- sentimental value,
Origin of sentimental
Examples from the Web for unsentimental
Howard is unsentimental when it comes to how he was treated at the end of his time at Manchester United.
It offers keen insights into Hitch's craft while painting an intimate and unsentimental picture of the man behind the camera.Alfred Hitchcock’s Fade to Black: The Great Director’s Final Days|David Freeman|December 13, 2014|DAILY BEAST
Add his evocative, unsentimental new memoir, Elsewhere, to the list.Richard Russo Talks About New Memoir “Elsewhere” And His Mother’s Illness|Jane Ciabattari|November 12, 2012|DAILY BEAST
I like that second graf especially, because it is an entirely market-based, unsentimental case for government.An Article That Made Me Sad, and a Little Response to Readers|Michael Tomasky|June 12, 2012|DAILY BEAST

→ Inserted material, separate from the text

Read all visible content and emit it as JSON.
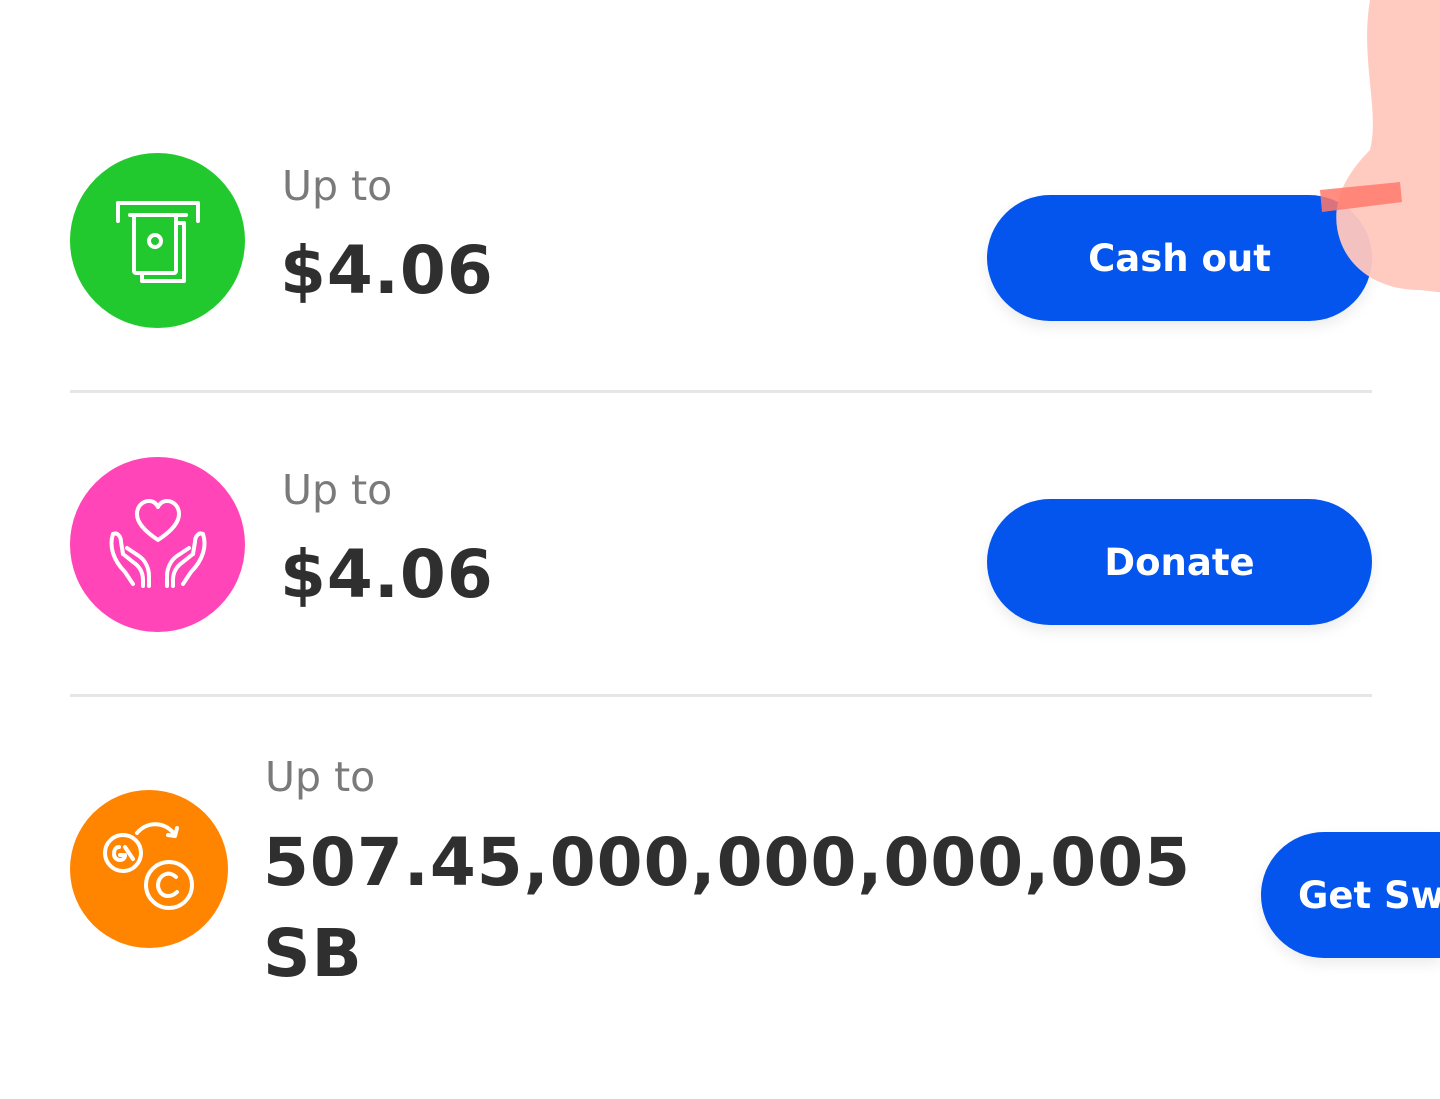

The unsentimental path is to focus on Asia, which is safer politically and historically, the bigger prize.Obama Won’t Pressure Israel If He Wins Second Term|Peter Beinart|April 2, 2012|DAILY BEAST

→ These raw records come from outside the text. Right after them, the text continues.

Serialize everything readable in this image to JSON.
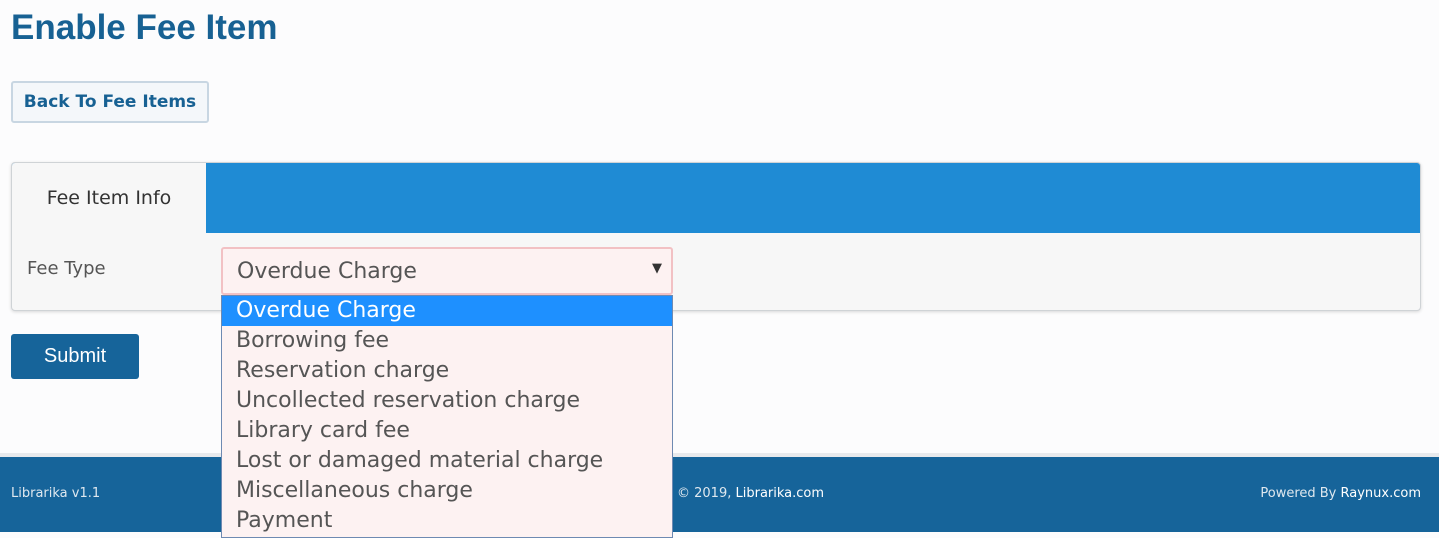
{
  "page": {
    "title": "Enable Fee Item"
  },
  "toolbar": {
    "back_label": "Back To Fee Items"
  },
  "panel": {
    "tab_label": "Fee Item Info",
    "fee_type_label": "Fee Type",
    "fee_type_value": "Overdue Charge",
    "fee_type_options": [
      "Overdue Charge",
      "Borrowing fee",
      "Reservation charge",
      "Uncollected reservation charge",
      "Library card fee",
      "Lost or damaged material charge",
      "Miscellaneous charge",
      "Payment"
    ]
  },
  "form": {
    "submit_label": "Submit"
  },
  "footer": {
    "version": "Librarika v1.1",
    "copyright_prefix": "© 2019,",
    "copyright_link": "Librarika.com",
    "powered_prefix": "Powered By",
    "powered_link": "Raynux.com"
  },
  "colors": {
    "brand_blue": "#176193",
    "tab_bar_blue": "#1f8bd4",
    "selected_option": "#1e90ff",
    "footer_bg": "#16649a"
  }
}
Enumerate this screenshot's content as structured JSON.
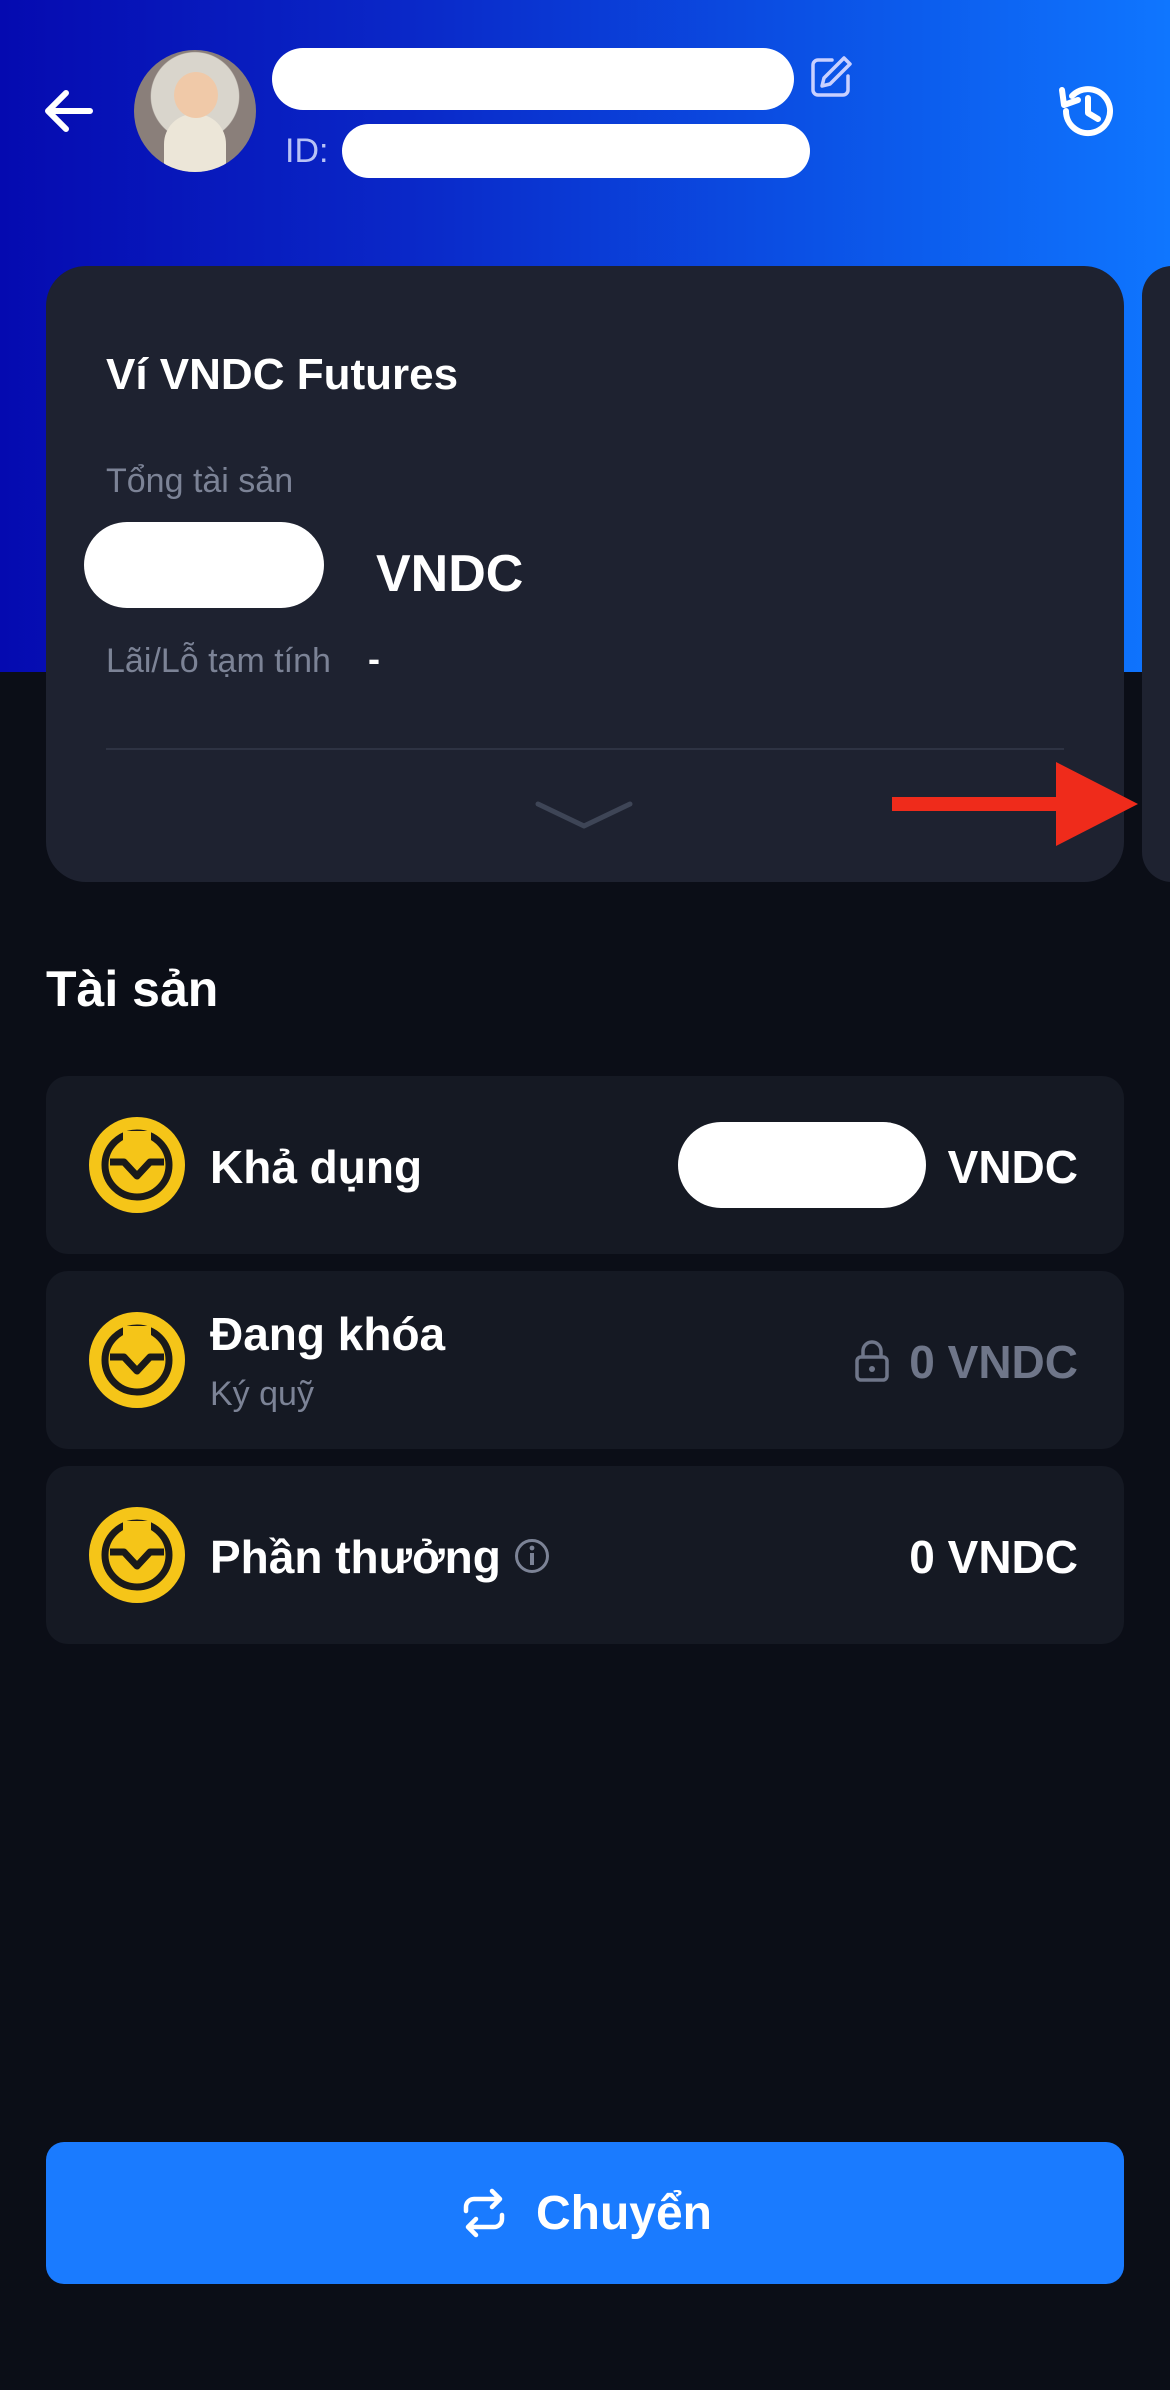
{
  "header": {
    "id_label": "ID:"
  },
  "wallet_card": {
    "title": "Ví VNDC Futures",
    "total_assets_label": "Tổng tài sản",
    "total_assets_unit": "VNDC",
    "pnl_label": "Lãi/Lỗ tạm tính",
    "pnl_value": "-"
  },
  "assets": {
    "title": "Tài sản",
    "items": [
      {
        "name": "Khả dụng",
        "sub": "",
        "value": "VNDC"
      },
      {
        "name": "Đang khóa",
        "sub": "Ký quỹ",
        "value": "0 VNDC"
      },
      {
        "name": "Phần thưởng",
        "sub": "",
        "value": "0 VNDC"
      }
    ]
  },
  "transfer_button": {
    "label": "Chuyển"
  },
  "colors": {
    "primary_blue": "#1a7bff",
    "coin_yellow": "#f5c518",
    "card_bg": "#1e2230",
    "row_bg": "#151923",
    "annotation_red": "#ef2b1b"
  },
  "icons": [
    "back-arrow-icon",
    "edit-icon",
    "history-icon",
    "chevron-down-icon",
    "coin-icon",
    "lock-icon",
    "info-icon",
    "transfer-icon"
  ]
}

Both have the common-sense view of life; both are unsentimental.Literary Friends And Acquaintances|William Dean Howells
It is only in practical, unsentimental England that these things are at all possible.Summer Days in Shakespeare Land|Charles G. Harper

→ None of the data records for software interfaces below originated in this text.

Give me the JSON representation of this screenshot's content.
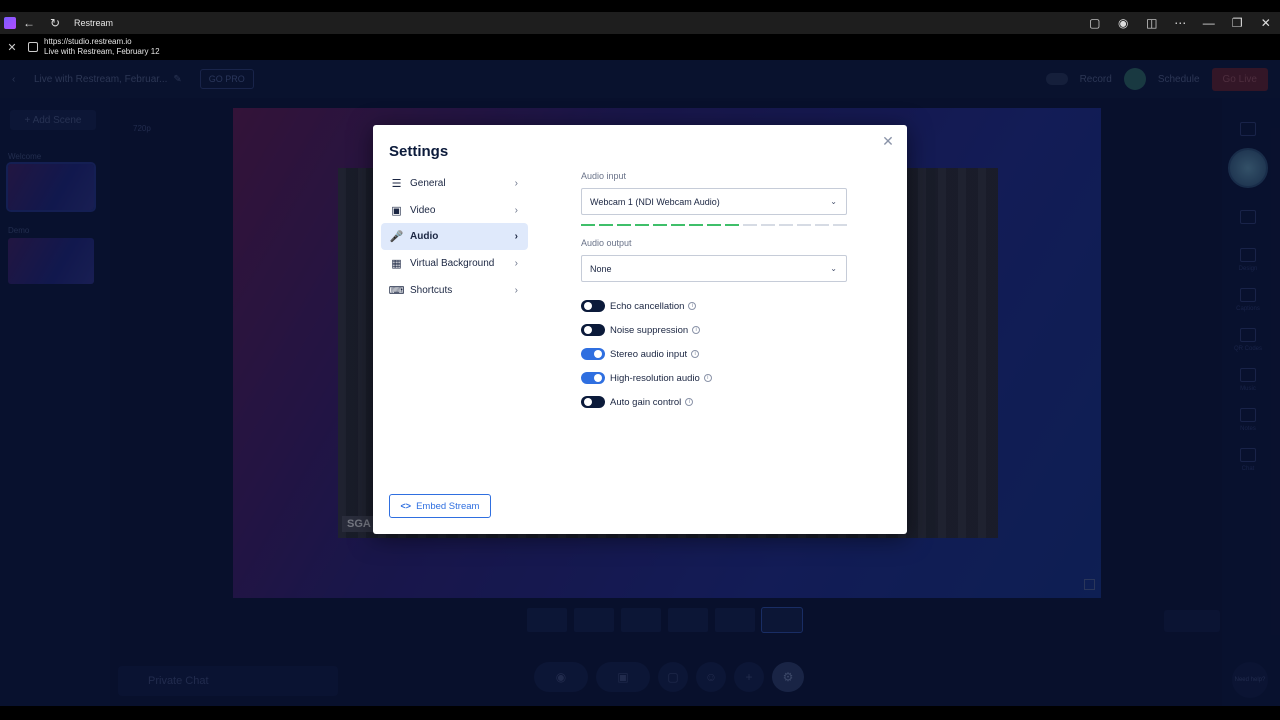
{
  "window": {
    "title": "Restream",
    "url": "https://studio.restream.io",
    "page_title": "Live with Restream, February 12"
  },
  "topnav": {
    "stream_title": "Live with Restream, Februar...",
    "gopro": "GO PRO",
    "record": "Record",
    "schedule": "Schedule",
    "golive": "Go Live"
  },
  "left": {
    "add_scene": "+ Add Scene",
    "scenes": [
      {
        "name": "Welcome"
      },
      {
        "name": "Demo"
      }
    ]
  },
  "stage": {
    "resolution": "720p",
    "name_tag": "SGA"
  },
  "right": {
    "items": [
      "Design",
      "Captions",
      "QR Codes",
      "Music",
      "Notes",
      "Chat"
    ]
  },
  "bottom": {
    "private_chat": "Private Chat",
    "need_help": "Need help?"
  },
  "settings": {
    "title": "Settings",
    "menu": [
      {
        "label": "General",
        "icon": "sliders-icon"
      },
      {
        "label": "Video",
        "icon": "camera-icon"
      },
      {
        "label": "Audio",
        "icon": "microphone-icon",
        "active": true
      },
      {
        "label": "Virtual Background",
        "icon": "image-icon"
      },
      {
        "label": "Shortcuts",
        "icon": "keyboard-icon"
      }
    ],
    "audio_input_label": "Audio input",
    "audio_input_value": "Webcam 1 (NDI Webcam Audio)",
    "audio_output_label": "Audio output",
    "audio_output_value": "None",
    "level_meter": {
      "active_segments": 9,
      "total_segments": 15
    },
    "toggles": [
      {
        "label": "Echo cancellation",
        "on": false
      },
      {
        "label": "Noise suppression",
        "on": false
      },
      {
        "label": "Stereo audio input",
        "on": true
      },
      {
        "label": "High-resolution audio",
        "on": true
      },
      {
        "label": "Auto gain control",
        "on": false
      }
    ],
    "embed_button": "Embed Stream"
  },
  "colors": {
    "accent": "#2f6fe0",
    "meter_active": "#3fbf6a",
    "meter_inactive": "#d6dbe4",
    "app_bg": "#0b1534"
  }
}
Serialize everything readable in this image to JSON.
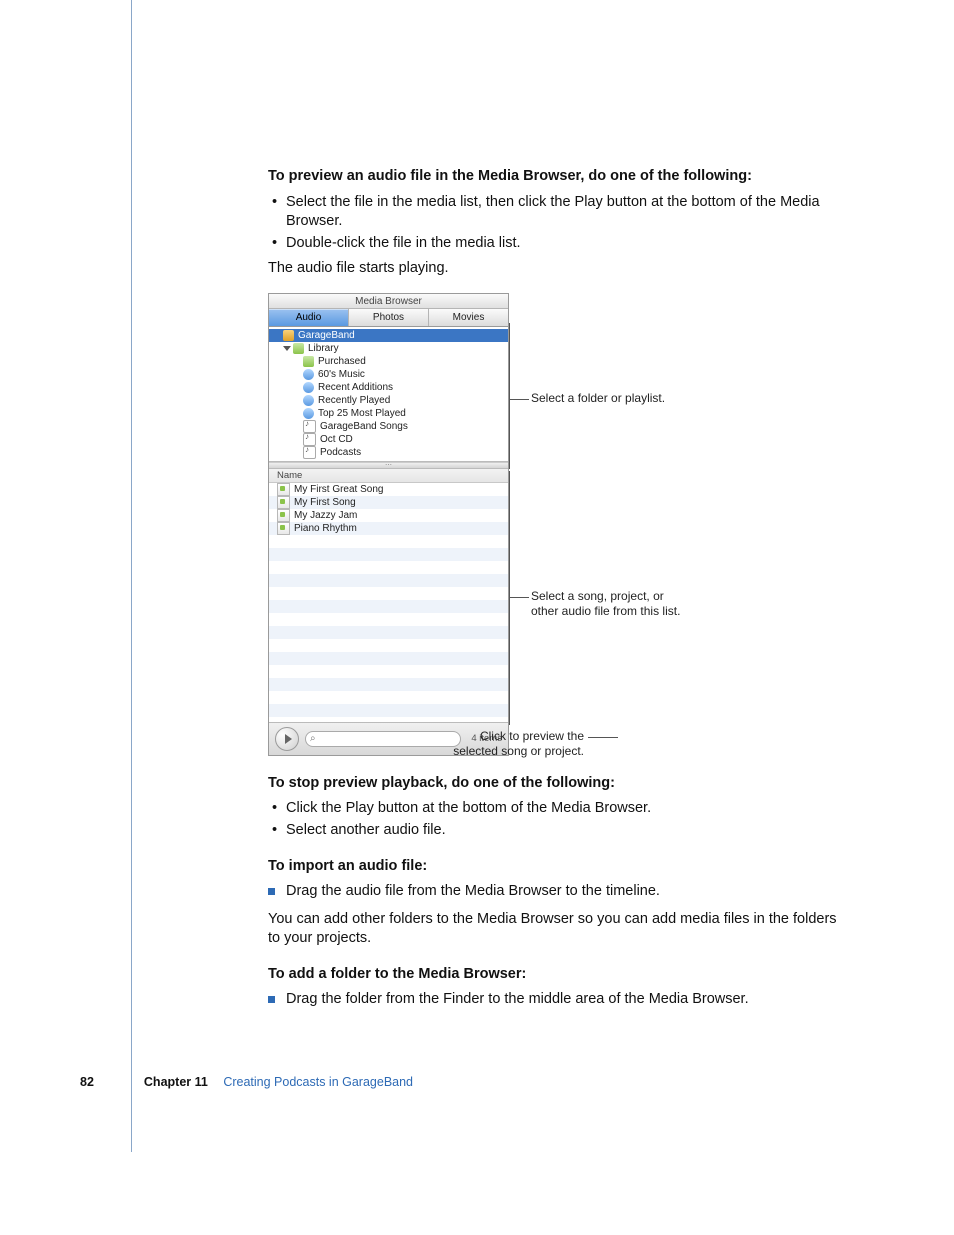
{
  "headings": {
    "preview": "To preview an audio file in the Media Browser, do one of the following:",
    "stop": "To stop preview playback, do one of the following:",
    "import": "To import an audio file:",
    "addfolder": "To add a folder to the Media Browser:"
  },
  "preview_bullets": [
    "Select the file in the media list, then click the Play button at the bottom of the Media Browser.",
    "Double-click the file in the media list."
  ],
  "preview_after": "The audio file starts playing.",
  "stop_bullets": [
    "Click the Play button at the bottom of the Media Browser.",
    "Select another audio file."
  ],
  "import_bullet": "Drag the audio file from the Media Browser to the timeline.",
  "import_after": "You can add other folders to the Media Browser so you can add media files in the folders to your projects.",
  "addfolder_bullet": "Drag the folder from the Finder to the middle area of the Media Browser.",
  "media_browser": {
    "title": "Media Browser",
    "tabs": {
      "audio": "Audio",
      "photos": "Photos",
      "movies": "Movies"
    },
    "tree": {
      "root": "GarageBand",
      "library": "Library",
      "items": [
        "Purchased",
        "60's Music",
        "Recent Additions",
        "Recently Played",
        "Top 25 Most Played",
        "GarageBand Songs",
        "Oct CD",
        "Podcasts"
      ]
    },
    "list": {
      "header": "Name",
      "rows": [
        "My First Great Song",
        "My First Song",
        "My Jazzy Jam",
        "Piano Rhythm"
      ]
    },
    "footer": {
      "count": "4 items"
    }
  },
  "callouts": {
    "folder": "Select a folder or playlist.",
    "song1": "Select a song, project, or",
    "song2": "other audio file from this list.",
    "play1": "Click to preview the",
    "play2": "selected song or project."
  },
  "page_footer": {
    "number": "82",
    "chapter_label": "Chapter 11",
    "chapter_title": "Creating Podcasts in GarageBand"
  }
}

The unsentimental geologist will tell you it is actually an old lava flow from Mount Albert.The City of Auckland|John Barr
Their place to-day is occupied by efficient and unsentimental young men in fancy waistcoats.The Lighter Side of School Life|Ian Hay
Horace glanced at Fanny, who, however, seemed absorbed in reflections as unsentimental as could be.In the Year of Jubilee|George Gissing
1749, "pertaining to or characterized by sentiment," from sentiment + -al (1). At first without pejorative connotations; meaning "having too much sentiment, apt to be swayed by prejudice" had emerged by 1793 (implied in sentimentalist). Related: Sentimentally.